Data about app and page elements:
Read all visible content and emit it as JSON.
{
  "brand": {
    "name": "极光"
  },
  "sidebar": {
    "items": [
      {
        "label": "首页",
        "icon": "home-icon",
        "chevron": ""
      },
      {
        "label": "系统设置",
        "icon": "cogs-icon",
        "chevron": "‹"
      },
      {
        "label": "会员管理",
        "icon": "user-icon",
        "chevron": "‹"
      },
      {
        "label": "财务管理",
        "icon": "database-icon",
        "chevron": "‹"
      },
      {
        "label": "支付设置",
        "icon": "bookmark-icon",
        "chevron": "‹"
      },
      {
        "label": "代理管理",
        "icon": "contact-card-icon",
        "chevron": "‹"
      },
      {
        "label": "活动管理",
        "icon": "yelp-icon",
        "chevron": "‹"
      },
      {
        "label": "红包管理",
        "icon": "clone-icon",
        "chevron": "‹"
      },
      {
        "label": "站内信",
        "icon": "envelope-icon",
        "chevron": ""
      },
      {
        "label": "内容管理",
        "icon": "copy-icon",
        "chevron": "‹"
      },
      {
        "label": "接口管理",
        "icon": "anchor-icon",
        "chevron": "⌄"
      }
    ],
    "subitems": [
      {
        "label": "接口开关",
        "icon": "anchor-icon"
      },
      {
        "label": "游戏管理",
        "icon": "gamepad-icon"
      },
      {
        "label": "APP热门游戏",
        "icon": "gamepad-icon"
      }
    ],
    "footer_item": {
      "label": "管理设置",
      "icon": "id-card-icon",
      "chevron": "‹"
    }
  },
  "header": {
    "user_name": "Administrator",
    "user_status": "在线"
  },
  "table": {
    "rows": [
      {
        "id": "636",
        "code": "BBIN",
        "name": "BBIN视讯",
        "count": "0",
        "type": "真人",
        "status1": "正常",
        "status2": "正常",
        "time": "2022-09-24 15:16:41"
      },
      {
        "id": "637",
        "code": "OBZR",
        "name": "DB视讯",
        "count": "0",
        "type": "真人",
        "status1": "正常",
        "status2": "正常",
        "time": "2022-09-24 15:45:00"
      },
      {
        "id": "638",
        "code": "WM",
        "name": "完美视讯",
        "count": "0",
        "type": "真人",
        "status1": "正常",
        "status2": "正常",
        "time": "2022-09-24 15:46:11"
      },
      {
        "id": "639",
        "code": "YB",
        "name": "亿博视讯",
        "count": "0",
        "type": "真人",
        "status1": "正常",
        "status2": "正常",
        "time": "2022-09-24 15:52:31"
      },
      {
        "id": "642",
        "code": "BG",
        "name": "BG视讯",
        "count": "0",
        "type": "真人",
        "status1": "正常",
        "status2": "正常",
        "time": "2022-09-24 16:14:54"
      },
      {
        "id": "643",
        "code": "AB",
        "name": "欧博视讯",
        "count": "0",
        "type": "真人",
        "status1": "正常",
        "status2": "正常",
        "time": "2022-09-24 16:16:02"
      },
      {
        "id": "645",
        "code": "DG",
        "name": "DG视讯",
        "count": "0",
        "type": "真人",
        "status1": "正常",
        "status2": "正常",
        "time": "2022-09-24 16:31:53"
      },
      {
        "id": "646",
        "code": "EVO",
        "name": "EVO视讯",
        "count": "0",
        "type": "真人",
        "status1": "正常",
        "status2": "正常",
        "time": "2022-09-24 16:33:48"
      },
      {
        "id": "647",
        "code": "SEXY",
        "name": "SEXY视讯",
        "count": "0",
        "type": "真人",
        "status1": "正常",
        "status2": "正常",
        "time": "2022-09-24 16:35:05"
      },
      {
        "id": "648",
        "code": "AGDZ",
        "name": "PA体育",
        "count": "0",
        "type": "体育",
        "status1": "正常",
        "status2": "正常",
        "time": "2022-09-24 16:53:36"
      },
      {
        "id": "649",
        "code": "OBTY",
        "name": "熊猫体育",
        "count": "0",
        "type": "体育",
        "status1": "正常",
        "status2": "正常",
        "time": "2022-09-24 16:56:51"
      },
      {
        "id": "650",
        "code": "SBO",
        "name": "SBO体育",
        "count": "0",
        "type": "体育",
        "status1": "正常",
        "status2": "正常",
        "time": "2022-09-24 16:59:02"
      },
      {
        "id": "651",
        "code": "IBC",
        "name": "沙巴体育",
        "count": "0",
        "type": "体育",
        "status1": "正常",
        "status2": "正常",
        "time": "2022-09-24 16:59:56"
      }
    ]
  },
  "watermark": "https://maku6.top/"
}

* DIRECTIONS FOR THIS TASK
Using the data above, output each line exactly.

* EXERCISE ANSWER
Read all visible content and emit it as JSON.
{
  "brand": {
    "name": "极光"
  },
  "sidebar": {
    "items": [
      {
        "label": "首页",
        "icon": "home-icon",
        "chevron": ""
      },
      {
        "label": "系统设置",
        "icon": "cogs-icon",
        "chevron": "‹"
      },
      {
        "label": "会员管理",
        "icon": "user-icon",
        "chevron": "‹"
      },
      {
        "label": "财务管理",
        "icon": "database-icon",
        "chevron": "‹"
      },
      {
        "label": "支付设置",
        "icon": "bookmark-icon",
        "chevron": "‹"
      },
      {
        "label": "代理管理",
        "icon": "contact-card-icon",
        "chevron": "‹"
      },
      {
        "label": "活动管理",
        "icon": "yelp-icon",
        "chevron": "‹"
      },
      {
        "label": "红包管理",
        "icon": "clone-icon",
        "chevron": "‹"
      },
      {
        "label": "站内信",
        "icon": "envelope-icon",
        "chevron": ""
      },
      {
        "label": "内容管理",
        "icon": "copy-icon",
        "chevron": "‹"
      },
      {
        "label": "接口管理",
        "icon": "anchor-icon",
        "chevron": "⌄"
      }
    ],
    "subitems": [
      {
        "label": "接口开关",
        "icon": "anchor-icon"
      },
      {
        "label": "游戏管理",
        "icon": "gamepad-icon"
      },
      {
        "label": "APP热门游戏",
        "icon": "gamepad-icon"
      }
    ],
    "footer_item": {
      "label": "管理设置",
      "icon": "id-card-icon",
      "chevron": "‹"
    }
  },
  "header": {
    "user_name": "Administrator",
    "user_status": "在线"
  },
  "table": {
    "rows": [
      {
        "id": "636",
        "code": "BBIN",
        "name": "BBIN视讯",
        "count": "0",
        "type": "真人",
        "status1": "正常",
        "status2": "正常",
        "time": "2022-09-24 15:16:41"
      },
      {
        "id": "637",
        "code": "OBZR",
        "name": "DB视讯",
        "count": "0",
        "type": "真人",
        "status1": "正常",
        "status2": "正常",
        "time": "2022-09-24 15:45:00"
      },
      {
        "id": "638",
        "code": "WM",
        "name": "完美视讯",
        "count": "0",
        "type": "真人",
        "status1": "正常",
        "status2": "正常",
        "time": "2022-09-24 15:46:11"
      },
      {
        "id": "639",
        "code": "YB",
        "name": "亿博视讯",
        "count": "0",
        "type": "真人",
        "status1": "正常",
        "status2": "正常",
        "time": "2022-09-24 15:52:31"
      },
      {
        "id": "642",
        "code": "BG",
        "name": "BG视讯",
        "count": "0",
        "type": "真人",
        "status1": "正常",
        "status2": "正常",
        "time": "2022-09-24 16:14:54"
      },
      {
        "id": "643",
        "code": "AB",
        "name": "欧博视讯",
        "count": "0",
        "type": "真人",
        "status1": "正常",
        "status2": "正常",
        "time": "2022-09-24 16:16:02"
      },
      {
        "id": "645",
        "code": "DG",
        "name": "DG视讯",
        "count": "0",
        "type": "真人",
        "status1": "正常",
        "status2": "正常",
        "time": "2022-09-24 16:31:53"
      },
      {
        "id": "646",
        "code": "EVO",
        "name": "EVO视讯",
        "count": "0",
        "type": "真人",
        "status1": "正常",
        "status2": "正常",
        "time": "2022-09-24 16:33:48"
      },
      {
        "id": "647",
        "code": "SEXY",
        "name": "SEXY视讯",
        "count": "0",
        "type": "真人",
        "status1": "正常",
        "status2": "正常",
        "time": "2022-09-24 16:35:05"
      },
      {
        "id": "648",
        "code": "AGDZ",
        "name": "PA体育",
        "count": "0",
        "type": "体育",
        "status1": "正常",
        "status2": "正常",
        "time": "2022-09-24 16:53:36"
      },
      {
        "id": "649",
        "code": "OBTY",
        "name": "熊猫体育",
        "count": "0",
        "type": "体育",
        "status1": "正常",
        "status2": "正常",
        "time": "2022-09-24 16:56:51"
      },
      {
        "id": "650",
        "code": "SBO",
        "name": "SBO体育",
        "count": "0",
        "type": "体育",
        "status1": "正常",
        "status2": "正常",
        "time": "2022-09-24 16:59:02"
      },
      {
        "id": "651",
        "code": "IBC",
        "name": "沙巴体育",
        "count": "0",
        "type": "体育",
        "status1": "正常",
        "status2": "正常",
        "time": "2022-09-24 16:59:56"
      }
    ]
  },
  "watermark": "https://maku6.top/"
}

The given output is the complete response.